* Provided data
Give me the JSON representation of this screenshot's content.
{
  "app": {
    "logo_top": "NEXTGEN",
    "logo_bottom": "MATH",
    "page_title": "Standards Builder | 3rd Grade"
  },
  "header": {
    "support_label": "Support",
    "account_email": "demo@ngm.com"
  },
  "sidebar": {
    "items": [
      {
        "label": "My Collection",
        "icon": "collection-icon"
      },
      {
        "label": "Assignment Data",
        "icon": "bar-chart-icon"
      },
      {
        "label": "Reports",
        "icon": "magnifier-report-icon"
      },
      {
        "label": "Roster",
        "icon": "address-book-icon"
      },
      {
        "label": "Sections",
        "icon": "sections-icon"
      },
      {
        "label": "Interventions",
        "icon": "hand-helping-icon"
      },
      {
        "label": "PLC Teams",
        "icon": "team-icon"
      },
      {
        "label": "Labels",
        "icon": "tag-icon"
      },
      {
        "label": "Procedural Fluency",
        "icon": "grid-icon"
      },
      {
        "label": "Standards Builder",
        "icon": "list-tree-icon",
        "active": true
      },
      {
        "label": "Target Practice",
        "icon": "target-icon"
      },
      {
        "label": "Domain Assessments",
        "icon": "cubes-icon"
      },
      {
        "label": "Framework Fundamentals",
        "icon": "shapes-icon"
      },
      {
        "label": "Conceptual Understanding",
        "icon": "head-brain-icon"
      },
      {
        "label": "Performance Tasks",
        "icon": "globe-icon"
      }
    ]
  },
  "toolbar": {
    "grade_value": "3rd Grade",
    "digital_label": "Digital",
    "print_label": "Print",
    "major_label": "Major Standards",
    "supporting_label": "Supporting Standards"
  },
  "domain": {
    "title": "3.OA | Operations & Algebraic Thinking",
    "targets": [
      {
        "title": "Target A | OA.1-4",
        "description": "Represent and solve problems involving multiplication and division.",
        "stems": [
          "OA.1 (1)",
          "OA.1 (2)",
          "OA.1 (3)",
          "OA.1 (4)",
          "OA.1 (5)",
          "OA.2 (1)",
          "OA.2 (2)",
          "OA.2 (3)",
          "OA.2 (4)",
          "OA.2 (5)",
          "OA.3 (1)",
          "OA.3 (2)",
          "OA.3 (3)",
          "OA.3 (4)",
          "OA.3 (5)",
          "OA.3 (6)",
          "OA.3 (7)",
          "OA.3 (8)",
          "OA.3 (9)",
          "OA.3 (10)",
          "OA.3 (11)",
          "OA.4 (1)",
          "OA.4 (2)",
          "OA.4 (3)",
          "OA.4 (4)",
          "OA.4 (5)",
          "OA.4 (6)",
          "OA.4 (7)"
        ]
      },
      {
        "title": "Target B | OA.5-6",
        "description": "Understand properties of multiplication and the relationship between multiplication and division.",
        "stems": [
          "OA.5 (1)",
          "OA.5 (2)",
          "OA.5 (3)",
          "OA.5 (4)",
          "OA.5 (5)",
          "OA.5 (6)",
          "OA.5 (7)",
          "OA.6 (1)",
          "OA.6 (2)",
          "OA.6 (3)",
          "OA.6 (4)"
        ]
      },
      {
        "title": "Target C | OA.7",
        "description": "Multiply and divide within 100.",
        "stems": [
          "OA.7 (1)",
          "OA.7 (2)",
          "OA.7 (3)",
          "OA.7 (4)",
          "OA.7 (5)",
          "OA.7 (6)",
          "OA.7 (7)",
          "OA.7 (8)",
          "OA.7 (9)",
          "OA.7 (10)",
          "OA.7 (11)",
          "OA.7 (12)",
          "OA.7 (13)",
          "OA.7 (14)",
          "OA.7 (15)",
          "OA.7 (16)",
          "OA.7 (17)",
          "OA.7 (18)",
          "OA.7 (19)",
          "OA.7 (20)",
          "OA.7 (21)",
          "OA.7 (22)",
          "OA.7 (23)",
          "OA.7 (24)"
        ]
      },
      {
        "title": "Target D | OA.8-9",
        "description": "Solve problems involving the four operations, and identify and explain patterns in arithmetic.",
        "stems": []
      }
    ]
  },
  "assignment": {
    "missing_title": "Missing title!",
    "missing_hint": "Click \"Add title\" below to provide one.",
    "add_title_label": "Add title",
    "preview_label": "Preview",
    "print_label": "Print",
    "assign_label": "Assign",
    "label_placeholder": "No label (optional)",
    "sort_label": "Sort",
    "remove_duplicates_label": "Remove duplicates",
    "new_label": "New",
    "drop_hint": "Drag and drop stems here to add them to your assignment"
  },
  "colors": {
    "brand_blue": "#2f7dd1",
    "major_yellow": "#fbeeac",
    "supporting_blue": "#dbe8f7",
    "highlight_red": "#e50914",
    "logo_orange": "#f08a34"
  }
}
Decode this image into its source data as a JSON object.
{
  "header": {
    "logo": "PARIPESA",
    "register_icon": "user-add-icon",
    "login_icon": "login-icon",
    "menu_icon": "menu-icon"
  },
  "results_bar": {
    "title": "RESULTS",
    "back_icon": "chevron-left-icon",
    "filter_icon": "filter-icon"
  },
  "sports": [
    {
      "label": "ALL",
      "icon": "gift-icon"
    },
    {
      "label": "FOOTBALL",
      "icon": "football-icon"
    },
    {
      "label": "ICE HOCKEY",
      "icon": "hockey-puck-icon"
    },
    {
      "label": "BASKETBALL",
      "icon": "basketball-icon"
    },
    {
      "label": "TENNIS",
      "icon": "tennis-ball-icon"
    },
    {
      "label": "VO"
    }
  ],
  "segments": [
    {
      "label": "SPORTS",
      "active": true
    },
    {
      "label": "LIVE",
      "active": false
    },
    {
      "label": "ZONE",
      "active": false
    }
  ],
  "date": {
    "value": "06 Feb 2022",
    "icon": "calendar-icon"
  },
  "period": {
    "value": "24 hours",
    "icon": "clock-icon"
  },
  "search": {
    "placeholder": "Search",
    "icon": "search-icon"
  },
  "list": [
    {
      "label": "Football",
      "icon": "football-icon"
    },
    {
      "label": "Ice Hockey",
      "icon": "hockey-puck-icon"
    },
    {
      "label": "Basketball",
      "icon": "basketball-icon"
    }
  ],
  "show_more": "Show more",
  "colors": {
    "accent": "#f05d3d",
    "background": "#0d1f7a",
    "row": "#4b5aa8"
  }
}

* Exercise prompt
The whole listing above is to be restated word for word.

* Solution below
Give me the JSON representation of this screenshot's content.
{
  "app": {
    "logo_top": "NEXTGEN",
    "logo_bottom": "MATH",
    "page_title": "Standards Builder | 3rd Grade"
  },
  "header": {
    "support_label": "Support",
    "account_email": "demo@ngm.com"
  },
  "sidebar": {
    "items": [
      {
        "label": "My Collection",
        "icon": "collection-icon"
      },
      {
        "label": "Assignment Data",
        "icon": "bar-chart-icon"
      },
      {
        "label": "Reports",
        "icon": "magnifier-report-icon"
      },
      {
        "label": "Roster",
        "icon": "address-book-icon"
      },
      {
        "label": "Sections",
        "icon": "sections-icon"
      },
      {
        "label": "Interventions",
        "icon": "hand-helping-icon"
      },
      {
        "label": "PLC Teams",
        "icon": "team-icon"
      },
      {
        "label": "Labels",
        "icon": "tag-icon"
      },
      {
        "label": "Procedural Fluency",
        "icon": "grid-icon"
      },
      {
        "label": "Standards Builder",
        "icon": "list-tree-icon",
        "active": true
      },
      {
        "label": "Target Practice",
        "icon": "target-icon"
      },
      {
        "label": "Domain Assessments",
        "icon": "cubes-icon"
      },
      {
        "label": "Framework Fundamentals",
        "icon": "shapes-icon"
      },
      {
        "label": "Conceptual Understanding",
        "icon": "head-brain-icon"
      },
      {
        "label": "Performance Tasks",
        "icon": "globe-icon"
      }
    ]
  },
  "toolbar": {
    "grade_value": "3rd Grade",
    "digital_label": "Digital",
    "print_label": "Print",
    "major_label": "Major Standards",
    "supporting_label": "Supporting Standards"
  },
  "domain": {
    "title": "3.OA | Operations & Algebraic Thinking",
    "targets": [
      {
        "title": "Target A | OA.1-4",
        "description": "Represent and solve problems involving multiplication and division.",
        "stems": [
          "OA.1 (1)",
          "OA.1 (2)",
          "OA.1 (3)",
          "OA.1 (4)",
          "OA.1 (5)",
          "OA.2 (1)",
          "OA.2 (2)",
          "OA.2 (3)",
          "OA.2 (4)",
          "OA.2 (5)",
          "OA.3 (1)",
          "OA.3 (2)",
          "OA.3 (3)",
          "OA.3 (4)",
          "OA.3 (5)",
          "OA.3 (6)",
          "OA.3 (7)",
          "OA.3 (8)",
          "OA.3 (9)",
          "OA.3 (10)",
          "OA.3 (11)",
          "OA.4 (1)",
          "OA.4 (2)",
          "OA.4 (3)",
          "OA.4 (4)",
          "OA.4 (5)",
          "OA.4 (6)",
          "OA.4 (7)"
        ]
      },
      {
        "title": "Target B | OA.5-6",
        "description": "Understand properties of multiplication and the relationship between multiplication and division.",
        "stems": [
          "OA.5 (1)",
          "OA.5 (2)",
          "OA.5 (3)",
          "OA.5 (4)",
          "OA.5 (5)",
          "OA.5 (6)",
          "OA.5 (7)",
          "OA.6 (1)",
          "OA.6 (2)",
          "OA.6 (3)",
          "OA.6 (4)"
        ]
      },
      {
        "title": "Target C | OA.7",
        "description": "Multiply and divide within 100.",
        "stems": [
          "OA.7 (1)",
          "OA.7 (2)",
          "OA.7 (3)",
          "OA.7 (4)",
          "OA.7 (5)",
          "OA.7 (6)",
          "OA.7 (7)",
          "OA.7 (8)",
          "OA.7 (9)",
          "OA.7 (10)",
          "OA.7 (11)",
          "OA.7 (12)",
          "OA.7 (13)",
          "OA.7 (14)",
          "OA.7 (15)",
          "OA.7 (16)",
          "OA.7 (17)",
          "OA.7 (18)",
          "OA.7 (19)",
          "OA.7 (20)",
          "OA.7 (21)",
          "OA.7 (22)",
          "OA.7 (23)",
          "OA.7 (24)"
        ]
      },
      {
        "title": "Target D | OA.8-9",
        "description": "Solve problems involving the four operations, and identify and explain patterns in arithmetic.",
        "stems": []
      }
    ]
  },
  "assignment": {
    "missing_title": "Missing title!",
    "missing_hint": "Click \"Add title\" below to provide one.",
    "add_title_label": "Add title",
    "preview_label": "Preview",
    "print_label": "Print",
    "assign_label": "Assign",
    "label_placeholder": "No label (optional)",
    "sort_label": "Sort",
    "remove_duplicates_label": "Remove duplicates",
    "new_label": "New",
    "drop_hint": "Drag and drop stems here to add them to your assignment"
  },
  "colors": {
    "brand_blue": "#2f7dd1",
    "major_yellow": "#fbeeac",
    "supporting_blue": "#dbe8f7",
    "highlight_red": "#e50914",
    "logo_orange": "#f08a34"
  }
}
Decode this image into its source data as a JSON object.
{
  "header": {
    "logo": "PARIPESA",
    "register_icon": "user-add-icon",
    "login_icon": "login-icon",
    "menu_icon": "menu-icon"
  },
  "results_bar": {
    "title": "RESULTS",
    "back_icon": "chevron-left-icon",
    "filter_icon": "filter-icon"
  },
  "sports": [
    {
      "label": "ALL",
      "icon": "gift-icon"
    },
    {
      "label": "FOOTBALL",
      "icon": "football-icon"
    },
    {
      "label": "ICE HOCKEY",
      "icon": "hockey-puck-icon"
    },
    {
      "label": "BASKETBALL",
      "icon": "basketball-icon"
    },
    {
      "label": "TENNIS",
      "icon": "tennis-ball-icon"
    },
    {
      "label": "VO"
    }
  ],
  "segments": [
    {
      "label": "SPORTS",
      "active": true
    },
    {
      "label": "LIVE",
      "active": false
    },
    {
      "label": "ZONE",
      "active": false
    }
  ],
  "date": {
    "value": "06 Feb 2022",
    "icon": "calendar-icon"
  },
  "period": {
    "value": "24 hours",
    "icon": "clock-icon"
  },
  "search": {
    "placeholder": "Search",
    "icon": "search-icon"
  },
  "list": [
    {
      "label": "Football",
      "icon": "football-icon"
    },
    {
      "label": "Ice Hockey",
      "icon": "hockey-puck-icon"
    },
    {
      "label": "Basketball",
      "icon": "basketball-icon"
    }
  ],
  "show_more": "Show more",
  "colors": {
    "accent": "#f05d3d",
    "background": "#0d1f7a",
    "row": "#4b5aa8"
  }
}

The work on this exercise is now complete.